[Stored data entries]
□ □ □

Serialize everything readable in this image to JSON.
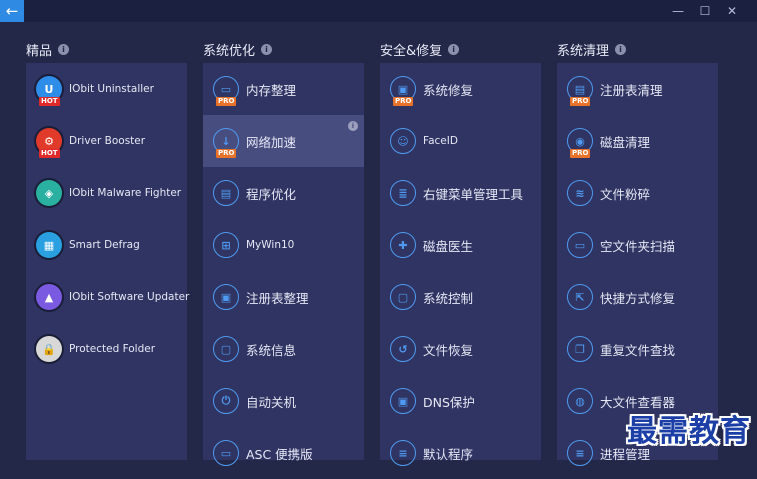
{
  "titlebar": {
    "back_glyph": "←",
    "minimize": "—",
    "maximize": "☐",
    "close": "✕"
  },
  "sections": [
    {
      "title": "精品",
      "info": "i"
    },
    {
      "title": "系统优化",
      "info": "i"
    },
    {
      "title": "安全&修复",
      "info": "i"
    },
    {
      "title": "系统清理",
      "info": "i"
    }
  ],
  "columns": [
    [
      {
        "label": "IObit Uninstaller",
        "badge": "HOT",
        "icon": "uninstaller-icon"
      },
      {
        "label": "Driver Booster",
        "badge": "HOT",
        "icon": "driver-booster-icon"
      },
      {
        "label": "IObit Malware Fighter",
        "badge": "",
        "icon": "malware-fighter-icon"
      },
      {
        "label": "Smart Defrag",
        "badge": "",
        "icon": "smart-defrag-icon"
      },
      {
        "label": "IObit Software Updater",
        "badge": "",
        "icon": "software-updater-icon"
      },
      {
        "label": "Protected Folder",
        "badge": "",
        "icon": "protected-folder-icon"
      }
    ],
    [
      {
        "label": "内存整理",
        "badge": "PRO",
        "icon": "memory-icon"
      },
      {
        "label": "网络加速",
        "badge": "PRO",
        "icon": "network-download-icon",
        "selected": true,
        "info": "i"
      },
      {
        "label": "程序优化",
        "badge": "",
        "icon": "program-optimize-icon"
      },
      {
        "label": "MyWin10",
        "badge": "",
        "icon": "windows-icon"
      },
      {
        "label": "注册表整理",
        "badge": "",
        "icon": "registry-icon"
      },
      {
        "label": "系统信息",
        "badge": "",
        "icon": "system-info-icon"
      },
      {
        "label": "自动关机",
        "badge": "",
        "icon": "power-icon"
      },
      {
        "label": "ASC 便携版",
        "badge": "",
        "icon": "portable-icon"
      }
    ],
    [
      {
        "label": "系统修复",
        "badge": "PRO",
        "icon": "system-repair-icon"
      },
      {
        "label": "FaceID",
        "badge": "",
        "icon": "faceid-icon"
      },
      {
        "label": "右键菜单管理工具",
        "badge": "",
        "icon": "context-menu-icon"
      },
      {
        "label": "磁盘医生",
        "badge": "",
        "icon": "disk-doctor-icon"
      },
      {
        "label": "系统控制",
        "badge": "",
        "icon": "system-control-icon"
      },
      {
        "label": "文件恢复",
        "badge": "",
        "icon": "file-recovery-icon"
      },
      {
        "label": "DNS保护",
        "badge": "",
        "icon": "dns-protect-icon"
      },
      {
        "label": "默认程序",
        "badge": "",
        "icon": "default-program-icon"
      }
    ],
    [
      {
        "label": "注册表清理",
        "badge": "PRO",
        "icon": "registry-clean-icon"
      },
      {
        "label": "磁盘清理",
        "badge": "PRO",
        "icon": "disk-clean-icon"
      },
      {
        "label": "文件粉碎",
        "badge": "",
        "icon": "file-shredder-icon"
      },
      {
        "label": "空文件夹扫描",
        "badge": "",
        "icon": "empty-folder-icon"
      },
      {
        "label": "快捷方式修复",
        "badge": "",
        "icon": "shortcut-fix-icon"
      },
      {
        "label": "重复文件查找",
        "badge": "",
        "icon": "duplicate-file-icon"
      },
      {
        "label": "大文件查看器",
        "badge": "",
        "icon": "large-file-icon"
      },
      {
        "label": "进程管理",
        "badge": "",
        "icon": "process-manager-icon"
      }
    ]
  ],
  "watermark": "最需教育",
  "colors": {
    "background": "#232848",
    "panel": "#2f3462",
    "selected": "#484d80",
    "accent": "#4f9af0",
    "pro": "#e8722a",
    "hot": "#e02a2a"
  }
}
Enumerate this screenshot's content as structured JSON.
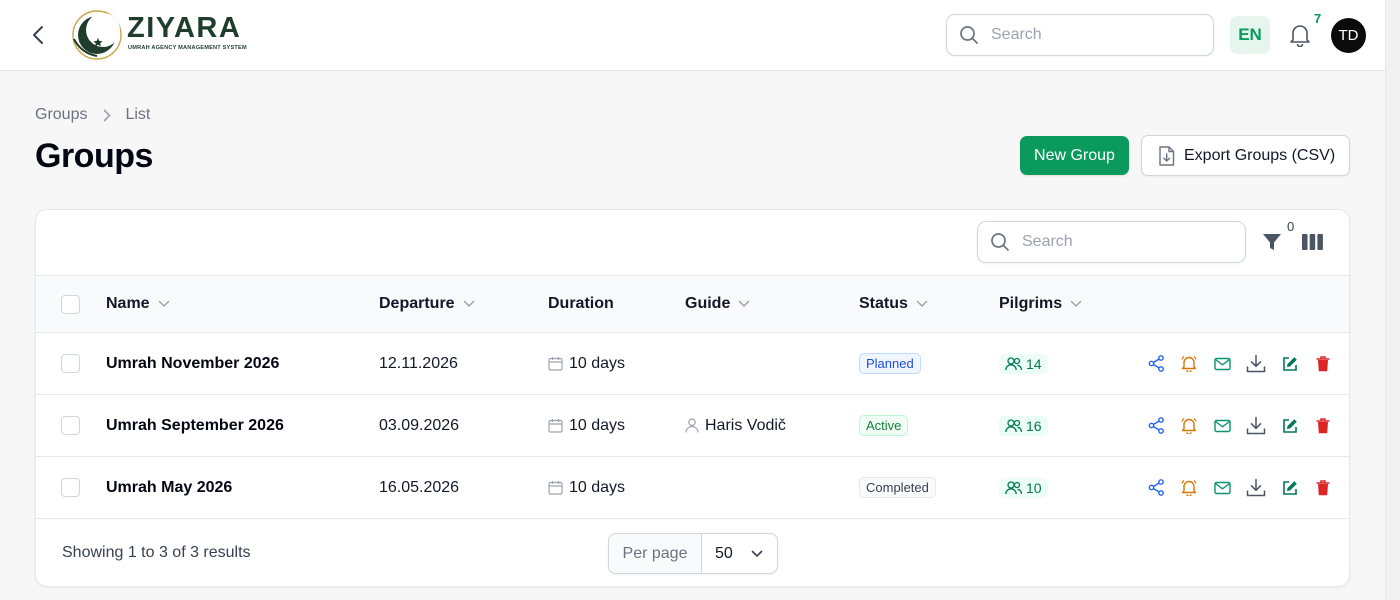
{
  "header": {
    "logo_title": "ZIYARA",
    "logo_subtitle": "UMRAH AGENCY MANAGEMENT SYSTEM",
    "search_placeholder": "Search",
    "language": "EN",
    "notifications_count": "7",
    "avatar_initials": "TD"
  },
  "breadcrumb": {
    "items": [
      "Groups",
      "List"
    ]
  },
  "page": {
    "title": "Groups",
    "new_button": "New Group",
    "export_button": "Export Groups (CSV)"
  },
  "table": {
    "search_placeholder": "Search",
    "filter_count": "0",
    "columns": [
      "Name",
      "Departure",
      "Duration",
      "Guide",
      "Status",
      "Pilgrims"
    ],
    "rows": [
      {
        "name": "Umrah November 2026",
        "departure": "12.11.2026",
        "duration": "10 days",
        "guide": "",
        "status": "Planned",
        "pilgrims": "14"
      },
      {
        "name": "Umrah September 2026",
        "departure": "03.09.2026",
        "duration": "10 days",
        "guide": "Haris Vodič",
        "status": "Active",
        "pilgrims": "16"
      },
      {
        "name": "Umrah May 2026",
        "departure": "16.05.2026",
        "duration": "10 days",
        "guide": "",
        "status": "Completed",
        "pilgrims": "10"
      }
    ],
    "row_actions": [
      "share-icon",
      "bell-icon",
      "mail-icon",
      "download-icon",
      "edit-icon",
      "trash-icon"
    ],
    "footer_text": "Showing 1 to 3 of 3 results",
    "per_page_label": "Per page",
    "per_page_value": "50"
  },
  "colors": {
    "primary": "#0b9a5e",
    "share": "#2563eb",
    "bell": "#d97706",
    "mail": "#059669",
    "download": "#4b5563",
    "edit": "#047857",
    "trash": "#dc2626",
    "logo": "#1f3d2c"
  }
}
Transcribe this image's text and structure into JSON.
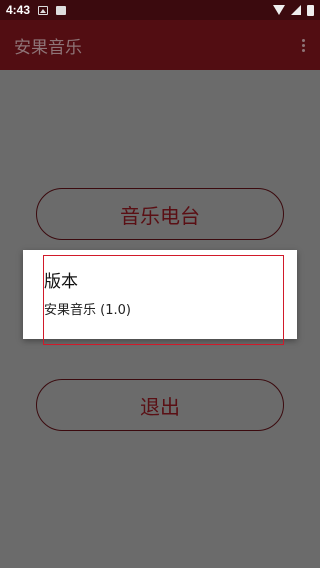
{
  "status_bar": {
    "time": "4:43",
    "icons": [
      "image-notification-icon",
      "font-notification-icon",
      "wifi-icon",
      "signal-icon",
      "battery-icon"
    ]
  },
  "app_bar": {
    "title": "安果音乐",
    "menu_icon": "overflow-menu-icon"
  },
  "main": {
    "radio_button_label": "音乐电台",
    "exit_button_label": "退出"
  },
  "dialog": {
    "title": "版本",
    "message": "安果音乐 (1.0)"
  },
  "colors": {
    "status_bar": "#3b0a0e",
    "app_bar": "#520d12",
    "scrim_background": "#6b6b6b",
    "accent": "#5a0f14",
    "highlight": "#d11a2a"
  }
}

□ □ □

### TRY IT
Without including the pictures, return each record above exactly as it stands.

### OUTPUT OF THE TASK
Serialize everything readable in this image to JSON.
{
  "titlebar": {
    "back_glyph": "←",
    "minimize": "—",
    "maximize": "☐",
    "close": "✕"
  },
  "sections": [
    {
      "title": "精品",
      "info": "i"
    },
    {
      "title": "系统优化",
      "info": "i"
    },
    {
      "title": "安全&修复",
      "info": "i"
    },
    {
      "title": "系统清理",
      "info": "i"
    }
  ],
  "columns": [
    [
      {
        "label": "IObit Uninstaller",
        "badge": "HOT",
        "icon": "uninstaller-icon"
      },
      {
        "label": "Driver Booster",
        "badge": "HOT",
        "icon": "driver-booster-icon"
      },
      {
        "label": "IObit Malware Fighter",
        "badge": "",
        "icon": "malware-fighter-icon"
      },
      {
        "label": "Smart Defrag",
        "badge": "",
        "icon": "smart-defrag-icon"
      },
      {
        "label": "IObit Software Updater",
        "badge": "",
        "icon": "software-updater-icon"
      },
      {
        "label": "Protected Folder",
        "badge": "",
        "icon": "protected-folder-icon"
      }
    ],
    [
      {
        "label": "内存整理",
        "badge": "PRO",
        "icon": "memory-icon"
      },
      {
        "label": "网络加速",
        "badge": "PRO",
        "icon": "network-download-icon",
        "selected": true,
        "info": "i"
      },
      {
        "label": "程序优化",
        "badge": "",
        "icon": "program-optimize-icon"
      },
      {
        "label": "MyWin10",
        "badge": "",
        "icon": "windows-icon"
      },
      {
        "label": "注册表整理",
        "badge": "",
        "icon": "registry-icon"
      },
      {
        "label": "系统信息",
        "badge": "",
        "icon": "system-info-icon"
      },
      {
        "label": "自动关机",
        "badge": "",
        "icon": "power-icon"
      },
      {
        "label": "ASC 便携版",
        "badge": "",
        "icon": "portable-icon"
      }
    ],
    [
      {
        "label": "系统修复",
        "badge": "PRO",
        "icon": "system-repair-icon"
      },
      {
        "label": "FaceID",
        "badge": "",
        "icon": "faceid-icon"
      },
      {
        "label": "右键菜单管理工具",
        "badge": "",
        "icon": "context-menu-icon"
      },
      {
        "label": "磁盘医生",
        "badge": "",
        "icon": "disk-doctor-icon"
      },
      {
        "label": "系统控制",
        "badge": "",
        "icon": "system-control-icon"
      },
      {
        "label": "文件恢复",
        "badge": "",
        "icon": "file-recovery-icon"
      },
      {
        "label": "DNS保护",
        "badge": "",
        "icon": "dns-protect-icon"
      },
      {
        "label": "默认程序",
        "badge": "",
        "icon": "default-program-icon"
      }
    ],
    [
      {
        "label": "注册表清理",
        "badge": "PRO",
        "icon": "registry-clean-icon"
      },
      {
        "label": "磁盘清理",
        "badge": "PRO",
        "icon": "disk-clean-icon"
      },
      {
        "label": "文件粉碎",
        "badge": "",
        "icon": "file-shredder-icon"
      },
      {
        "label": "空文件夹扫描",
        "badge": "",
        "icon": "empty-folder-icon"
      },
      {
        "label": "快捷方式修复",
        "badge": "",
        "icon": "shortcut-fix-icon"
      },
      {
        "label": "重复文件查找",
        "badge": "",
        "icon": "duplicate-file-icon"
      },
      {
        "label": "大文件查看器",
        "badge": "",
        "icon": "large-file-icon"
      },
      {
        "label": "进程管理",
        "badge": "",
        "icon": "process-manager-icon"
      }
    ]
  ],
  "watermark": "最需教育",
  "colors": {
    "background": "#232848",
    "panel": "#2f3462",
    "selected": "#484d80",
    "accent": "#4f9af0",
    "pro": "#e8722a",
    "hot": "#e02a2a"
  }
}
Enumerate this screenshot's content as structured JSON.
{
  "header": {
    "logo_title": "ZIYARA",
    "logo_subtitle": "UMRAH AGENCY MANAGEMENT SYSTEM",
    "search_placeholder": "Search",
    "language": "EN",
    "notifications_count": "7",
    "avatar_initials": "TD"
  },
  "breadcrumb": {
    "items": [
      "Groups",
      "List"
    ]
  },
  "page": {
    "title": "Groups",
    "new_button": "New Group",
    "export_button": "Export Groups (CSV)"
  },
  "table": {
    "search_placeholder": "Search",
    "filter_count": "0",
    "columns": [
      "Name",
      "Departure",
      "Duration",
      "Guide",
      "Status",
      "Pilgrims"
    ],
    "rows": [
      {
        "name": "Umrah November 2026",
        "departure": "12.11.2026",
        "duration": "10 days",
        "guide": "",
        "status": "Planned",
        "pilgrims": "14"
      },
      {
        "name": "Umrah September 2026",
        "departure": "03.09.2026",
        "duration": "10 days",
        "guide": "Haris Vodič",
        "status": "Active",
        "pilgrims": "16"
      },
      {
        "name": "Umrah May 2026",
        "departure": "16.05.2026",
        "duration": "10 days",
        "guide": "",
        "status": "Completed",
        "pilgrims": "10"
      }
    ],
    "row_actions": [
      "share-icon",
      "bell-icon",
      "mail-icon",
      "download-icon",
      "edit-icon",
      "trash-icon"
    ],
    "footer_text": "Showing 1 to 3 of 3 results",
    "per_page_label": "Per page",
    "per_page_value": "50"
  },
  "colors": {
    "primary": "#0b9a5e",
    "share": "#2563eb",
    "bell": "#d97706",
    "mail": "#059669",
    "download": "#4b5563",
    "edit": "#047857",
    "trash": "#dc2626",
    "logo": "#1f3d2c"
  }
}
Transcribe this image's text and structure into JSON.
{
  "status_bar": {
    "time": "4:43",
    "icons": [
      "image-notification-icon",
      "font-notification-icon",
      "wifi-icon",
      "signal-icon",
      "battery-icon"
    ]
  },
  "app_bar": {
    "title": "安果音乐",
    "menu_icon": "overflow-menu-icon"
  },
  "main": {
    "radio_button_label": "音乐电台",
    "exit_button_label": "退出"
  },
  "dialog": {
    "title": "版本",
    "message": "安果音乐 (1.0)"
  },
  "colors": {
    "status_bar": "#3b0a0e",
    "app_bar": "#520d12",
    "scrim_background": "#6b6b6b",
    "accent": "#5a0f14",
    "highlight": "#d11a2a"
  }
}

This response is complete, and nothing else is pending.